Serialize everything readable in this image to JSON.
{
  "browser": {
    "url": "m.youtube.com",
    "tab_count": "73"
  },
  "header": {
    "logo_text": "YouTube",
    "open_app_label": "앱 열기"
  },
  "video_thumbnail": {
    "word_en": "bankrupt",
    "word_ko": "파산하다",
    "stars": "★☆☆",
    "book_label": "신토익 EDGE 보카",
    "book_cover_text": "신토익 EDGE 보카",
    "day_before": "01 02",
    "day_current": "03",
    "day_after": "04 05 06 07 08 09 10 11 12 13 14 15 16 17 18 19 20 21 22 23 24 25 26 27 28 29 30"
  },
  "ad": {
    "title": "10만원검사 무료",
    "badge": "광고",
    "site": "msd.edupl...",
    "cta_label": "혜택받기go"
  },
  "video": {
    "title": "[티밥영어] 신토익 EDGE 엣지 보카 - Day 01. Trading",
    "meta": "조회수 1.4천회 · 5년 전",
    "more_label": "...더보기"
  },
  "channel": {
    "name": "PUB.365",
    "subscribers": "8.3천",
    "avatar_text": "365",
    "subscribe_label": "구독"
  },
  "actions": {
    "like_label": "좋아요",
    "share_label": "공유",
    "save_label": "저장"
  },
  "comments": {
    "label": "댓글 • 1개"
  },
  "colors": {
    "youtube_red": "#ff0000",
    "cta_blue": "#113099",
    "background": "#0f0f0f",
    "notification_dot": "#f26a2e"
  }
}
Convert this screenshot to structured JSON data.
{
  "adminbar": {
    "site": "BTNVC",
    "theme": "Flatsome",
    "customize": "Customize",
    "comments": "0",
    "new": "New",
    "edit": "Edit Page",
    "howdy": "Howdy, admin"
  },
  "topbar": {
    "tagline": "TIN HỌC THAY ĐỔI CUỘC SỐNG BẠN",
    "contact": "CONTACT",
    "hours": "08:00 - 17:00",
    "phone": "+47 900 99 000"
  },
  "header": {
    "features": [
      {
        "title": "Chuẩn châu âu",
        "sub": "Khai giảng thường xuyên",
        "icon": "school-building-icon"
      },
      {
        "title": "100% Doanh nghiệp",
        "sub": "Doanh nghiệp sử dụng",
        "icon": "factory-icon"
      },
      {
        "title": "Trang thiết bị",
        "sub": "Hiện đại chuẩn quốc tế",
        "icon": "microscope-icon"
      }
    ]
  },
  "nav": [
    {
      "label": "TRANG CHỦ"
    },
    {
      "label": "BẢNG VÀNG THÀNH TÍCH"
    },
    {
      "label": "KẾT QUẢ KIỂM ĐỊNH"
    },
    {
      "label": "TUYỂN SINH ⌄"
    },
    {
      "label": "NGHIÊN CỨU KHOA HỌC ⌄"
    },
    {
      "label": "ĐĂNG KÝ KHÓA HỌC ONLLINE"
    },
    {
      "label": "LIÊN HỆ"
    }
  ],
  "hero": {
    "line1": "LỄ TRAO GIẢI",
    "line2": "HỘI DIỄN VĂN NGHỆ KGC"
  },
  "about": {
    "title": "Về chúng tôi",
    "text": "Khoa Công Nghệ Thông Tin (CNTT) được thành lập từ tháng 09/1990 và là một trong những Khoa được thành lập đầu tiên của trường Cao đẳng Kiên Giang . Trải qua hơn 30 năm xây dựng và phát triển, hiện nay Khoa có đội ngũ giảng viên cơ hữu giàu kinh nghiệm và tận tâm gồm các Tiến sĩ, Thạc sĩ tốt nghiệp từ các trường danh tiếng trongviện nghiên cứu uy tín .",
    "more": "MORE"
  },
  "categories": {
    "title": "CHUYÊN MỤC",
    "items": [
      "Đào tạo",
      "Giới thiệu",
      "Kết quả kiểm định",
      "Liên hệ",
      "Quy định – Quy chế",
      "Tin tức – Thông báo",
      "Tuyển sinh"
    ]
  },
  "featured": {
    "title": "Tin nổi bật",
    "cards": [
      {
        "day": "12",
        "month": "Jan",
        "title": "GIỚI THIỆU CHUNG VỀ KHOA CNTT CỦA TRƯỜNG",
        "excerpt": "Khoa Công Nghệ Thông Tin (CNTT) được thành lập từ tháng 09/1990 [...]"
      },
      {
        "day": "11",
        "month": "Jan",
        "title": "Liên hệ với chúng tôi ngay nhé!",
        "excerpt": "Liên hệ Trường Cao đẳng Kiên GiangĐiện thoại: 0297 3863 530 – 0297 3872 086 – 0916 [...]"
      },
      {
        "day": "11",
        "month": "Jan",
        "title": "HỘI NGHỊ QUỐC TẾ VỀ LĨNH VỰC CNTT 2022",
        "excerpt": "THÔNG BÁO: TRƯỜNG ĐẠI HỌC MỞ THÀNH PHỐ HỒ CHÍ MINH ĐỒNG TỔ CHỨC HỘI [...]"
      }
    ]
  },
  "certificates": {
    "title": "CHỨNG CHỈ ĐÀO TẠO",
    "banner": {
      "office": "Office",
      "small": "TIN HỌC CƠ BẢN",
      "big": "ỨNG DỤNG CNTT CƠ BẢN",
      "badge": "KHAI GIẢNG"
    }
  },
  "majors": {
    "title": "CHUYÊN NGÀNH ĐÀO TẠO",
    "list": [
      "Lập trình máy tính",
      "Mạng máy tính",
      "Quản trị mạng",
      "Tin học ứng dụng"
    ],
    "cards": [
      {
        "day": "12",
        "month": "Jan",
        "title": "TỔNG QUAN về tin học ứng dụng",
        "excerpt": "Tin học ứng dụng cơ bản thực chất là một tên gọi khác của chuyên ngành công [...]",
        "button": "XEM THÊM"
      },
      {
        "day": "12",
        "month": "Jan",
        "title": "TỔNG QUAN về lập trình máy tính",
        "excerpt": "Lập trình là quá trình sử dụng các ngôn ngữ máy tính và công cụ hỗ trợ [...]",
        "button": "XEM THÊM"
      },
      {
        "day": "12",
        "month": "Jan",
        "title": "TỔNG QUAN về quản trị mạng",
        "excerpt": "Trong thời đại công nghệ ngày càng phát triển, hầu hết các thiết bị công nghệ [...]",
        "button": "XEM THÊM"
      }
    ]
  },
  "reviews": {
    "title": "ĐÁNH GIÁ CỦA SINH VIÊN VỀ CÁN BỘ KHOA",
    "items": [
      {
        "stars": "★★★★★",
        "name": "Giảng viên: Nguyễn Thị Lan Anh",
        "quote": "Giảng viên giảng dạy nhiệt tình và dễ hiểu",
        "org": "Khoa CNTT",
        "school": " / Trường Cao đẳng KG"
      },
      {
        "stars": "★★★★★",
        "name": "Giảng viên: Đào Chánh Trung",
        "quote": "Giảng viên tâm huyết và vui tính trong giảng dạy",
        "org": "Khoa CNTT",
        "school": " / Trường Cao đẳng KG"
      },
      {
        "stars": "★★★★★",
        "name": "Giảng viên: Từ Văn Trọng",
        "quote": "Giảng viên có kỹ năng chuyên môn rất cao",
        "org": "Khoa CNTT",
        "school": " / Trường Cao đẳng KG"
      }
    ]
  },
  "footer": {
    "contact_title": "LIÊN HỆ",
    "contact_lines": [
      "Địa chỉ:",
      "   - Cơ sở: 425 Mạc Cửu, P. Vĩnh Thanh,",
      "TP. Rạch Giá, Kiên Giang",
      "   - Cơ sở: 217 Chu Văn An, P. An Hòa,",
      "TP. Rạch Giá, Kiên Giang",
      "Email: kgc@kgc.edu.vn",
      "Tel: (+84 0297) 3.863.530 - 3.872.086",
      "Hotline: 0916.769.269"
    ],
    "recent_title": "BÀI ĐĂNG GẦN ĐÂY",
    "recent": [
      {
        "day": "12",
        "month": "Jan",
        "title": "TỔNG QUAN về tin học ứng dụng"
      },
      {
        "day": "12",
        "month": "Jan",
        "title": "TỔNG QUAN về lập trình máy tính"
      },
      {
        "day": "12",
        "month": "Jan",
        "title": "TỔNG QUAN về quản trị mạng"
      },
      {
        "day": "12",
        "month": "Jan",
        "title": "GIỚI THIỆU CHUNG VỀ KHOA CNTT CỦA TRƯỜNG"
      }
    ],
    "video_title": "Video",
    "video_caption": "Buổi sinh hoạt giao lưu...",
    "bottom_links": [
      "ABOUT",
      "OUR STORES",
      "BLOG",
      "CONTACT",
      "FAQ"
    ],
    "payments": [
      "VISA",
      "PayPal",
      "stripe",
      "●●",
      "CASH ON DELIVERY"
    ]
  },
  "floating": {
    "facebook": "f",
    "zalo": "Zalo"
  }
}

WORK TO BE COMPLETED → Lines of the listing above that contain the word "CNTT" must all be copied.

EXERCISE SOLUTION →
    "text": "Khoa Công Nghệ Thông Tin (CNTT) được thành lập từ tháng 09/1990 và là một trong những Khoa được thành lập đầu tiên của trường Cao đẳng Kiên Giang . Trải qua hơn 30 năm xây dựng và phát triển, hiện nay Khoa có đội ngũ giảng viên cơ hữu giàu kinh nghiệm và tận tâm gồm các Tiến sĩ, Thạc sĩ tốt nghiệp từ các trường danh tiếng trongviện nghiên cứu uy tín .",
        "title": "GIỚI THIỆU CHUNG VỀ KHOA CNTT CỦA TRƯỜNG",
        "excerpt": "Khoa Công Nghệ Thông Tin (CNTT) được thành lập từ tháng 09/1990 [...]"
        "title": "HỘI NGHỊ QUỐC TẾ VỀ LĨNH VỰC CNTT 2022",
      "big": "ỨNG DỤNG CNTT CƠ BẢN",
        "org": "Khoa CNTT",
        "org": "Khoa CNTT",
        "org": "Khoa CNTT",
        "title": "GIỚI THIỆU CHUNG VỀ KHOA CNTT CỦA TRƯỜNG"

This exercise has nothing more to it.